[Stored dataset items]
---
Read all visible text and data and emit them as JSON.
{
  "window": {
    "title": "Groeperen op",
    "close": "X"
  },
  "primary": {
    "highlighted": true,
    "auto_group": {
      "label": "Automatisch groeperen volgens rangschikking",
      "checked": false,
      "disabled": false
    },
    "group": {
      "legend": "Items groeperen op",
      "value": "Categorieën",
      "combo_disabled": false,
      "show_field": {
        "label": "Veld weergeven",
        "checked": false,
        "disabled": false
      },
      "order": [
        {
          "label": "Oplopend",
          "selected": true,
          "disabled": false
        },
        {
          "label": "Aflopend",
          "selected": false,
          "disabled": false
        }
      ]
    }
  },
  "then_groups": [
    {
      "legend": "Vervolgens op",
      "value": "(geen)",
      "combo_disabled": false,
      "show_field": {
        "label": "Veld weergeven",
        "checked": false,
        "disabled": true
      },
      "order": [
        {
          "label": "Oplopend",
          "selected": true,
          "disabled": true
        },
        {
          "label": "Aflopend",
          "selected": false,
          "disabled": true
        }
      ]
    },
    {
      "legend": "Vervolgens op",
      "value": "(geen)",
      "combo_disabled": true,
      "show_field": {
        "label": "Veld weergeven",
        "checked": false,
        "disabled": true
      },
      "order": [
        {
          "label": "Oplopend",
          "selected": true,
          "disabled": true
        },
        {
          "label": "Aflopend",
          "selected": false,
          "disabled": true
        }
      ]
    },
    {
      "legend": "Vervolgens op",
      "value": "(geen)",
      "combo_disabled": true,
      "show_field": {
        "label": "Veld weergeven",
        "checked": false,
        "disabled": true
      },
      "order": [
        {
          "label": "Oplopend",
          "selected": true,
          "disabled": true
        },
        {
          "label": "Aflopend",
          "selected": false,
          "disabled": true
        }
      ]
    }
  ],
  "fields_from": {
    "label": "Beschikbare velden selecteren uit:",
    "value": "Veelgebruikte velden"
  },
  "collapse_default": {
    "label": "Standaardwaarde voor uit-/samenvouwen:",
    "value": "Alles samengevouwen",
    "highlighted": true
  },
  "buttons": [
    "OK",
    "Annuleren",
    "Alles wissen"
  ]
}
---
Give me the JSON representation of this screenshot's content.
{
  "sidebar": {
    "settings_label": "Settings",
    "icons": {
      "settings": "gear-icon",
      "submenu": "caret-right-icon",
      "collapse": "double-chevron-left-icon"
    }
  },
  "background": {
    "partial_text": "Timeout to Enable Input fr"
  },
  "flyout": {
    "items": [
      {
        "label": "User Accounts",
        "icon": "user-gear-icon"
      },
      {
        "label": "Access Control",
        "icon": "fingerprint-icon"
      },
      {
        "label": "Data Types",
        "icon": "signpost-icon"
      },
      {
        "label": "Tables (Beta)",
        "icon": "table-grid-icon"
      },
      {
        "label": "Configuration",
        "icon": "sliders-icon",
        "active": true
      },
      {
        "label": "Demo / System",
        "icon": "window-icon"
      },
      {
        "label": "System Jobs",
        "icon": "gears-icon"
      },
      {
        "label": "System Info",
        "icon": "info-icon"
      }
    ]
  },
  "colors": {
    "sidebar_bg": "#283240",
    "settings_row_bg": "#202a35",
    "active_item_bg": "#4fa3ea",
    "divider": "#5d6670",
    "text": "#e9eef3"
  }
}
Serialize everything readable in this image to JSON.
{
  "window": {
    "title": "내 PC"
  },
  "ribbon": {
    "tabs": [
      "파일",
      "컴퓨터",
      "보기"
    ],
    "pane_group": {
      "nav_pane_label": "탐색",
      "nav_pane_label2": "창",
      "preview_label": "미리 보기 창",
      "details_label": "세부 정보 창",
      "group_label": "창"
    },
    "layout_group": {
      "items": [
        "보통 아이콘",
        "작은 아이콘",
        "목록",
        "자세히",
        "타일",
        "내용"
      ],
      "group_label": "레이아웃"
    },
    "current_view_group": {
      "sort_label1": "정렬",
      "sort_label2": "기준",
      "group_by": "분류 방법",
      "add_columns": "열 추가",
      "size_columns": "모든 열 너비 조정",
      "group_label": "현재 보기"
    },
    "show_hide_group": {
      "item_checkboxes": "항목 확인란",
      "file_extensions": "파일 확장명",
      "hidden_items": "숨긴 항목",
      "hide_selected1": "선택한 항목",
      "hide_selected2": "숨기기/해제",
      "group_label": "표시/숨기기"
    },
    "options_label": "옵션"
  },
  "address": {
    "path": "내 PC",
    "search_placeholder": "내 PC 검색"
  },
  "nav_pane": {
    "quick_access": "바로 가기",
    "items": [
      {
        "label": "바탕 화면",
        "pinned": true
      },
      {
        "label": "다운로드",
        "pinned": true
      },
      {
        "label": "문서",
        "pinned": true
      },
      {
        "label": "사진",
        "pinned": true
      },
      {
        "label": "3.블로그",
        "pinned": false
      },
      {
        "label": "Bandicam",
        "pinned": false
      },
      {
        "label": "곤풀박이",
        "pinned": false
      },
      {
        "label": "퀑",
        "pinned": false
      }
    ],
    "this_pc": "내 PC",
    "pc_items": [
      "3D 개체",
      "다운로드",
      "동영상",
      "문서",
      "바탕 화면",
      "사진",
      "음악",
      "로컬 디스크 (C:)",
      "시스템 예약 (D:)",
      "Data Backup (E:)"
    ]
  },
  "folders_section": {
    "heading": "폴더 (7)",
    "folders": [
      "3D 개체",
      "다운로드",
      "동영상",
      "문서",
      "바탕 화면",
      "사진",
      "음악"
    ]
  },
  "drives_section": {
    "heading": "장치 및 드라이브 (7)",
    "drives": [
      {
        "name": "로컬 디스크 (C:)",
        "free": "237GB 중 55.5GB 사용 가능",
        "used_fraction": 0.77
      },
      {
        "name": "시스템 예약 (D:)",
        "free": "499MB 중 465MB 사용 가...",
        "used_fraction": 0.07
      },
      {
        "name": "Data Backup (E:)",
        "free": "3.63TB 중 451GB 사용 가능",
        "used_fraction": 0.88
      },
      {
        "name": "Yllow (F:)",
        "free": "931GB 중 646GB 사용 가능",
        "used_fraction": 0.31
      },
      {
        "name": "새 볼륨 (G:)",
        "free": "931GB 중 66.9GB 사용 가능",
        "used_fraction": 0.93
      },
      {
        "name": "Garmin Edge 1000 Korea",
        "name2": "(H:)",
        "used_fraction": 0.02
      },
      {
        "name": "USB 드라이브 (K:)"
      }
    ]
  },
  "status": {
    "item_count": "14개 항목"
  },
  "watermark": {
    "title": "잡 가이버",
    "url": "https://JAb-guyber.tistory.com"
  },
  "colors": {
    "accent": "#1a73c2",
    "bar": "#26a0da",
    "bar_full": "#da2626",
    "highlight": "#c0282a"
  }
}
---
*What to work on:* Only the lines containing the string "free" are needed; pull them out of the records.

*Answer to this exercise:*
        "free": "237GB 중 55.5GB 사용 가능",
        "free": "499MB 중 465MB 사용 가...",
        "free": "3.63TB 중 451GB 사용 가능",
        "free": "931GB 중 646GB 사용 가능",
        "free": "931GB 중 66.9GB 사용 가능",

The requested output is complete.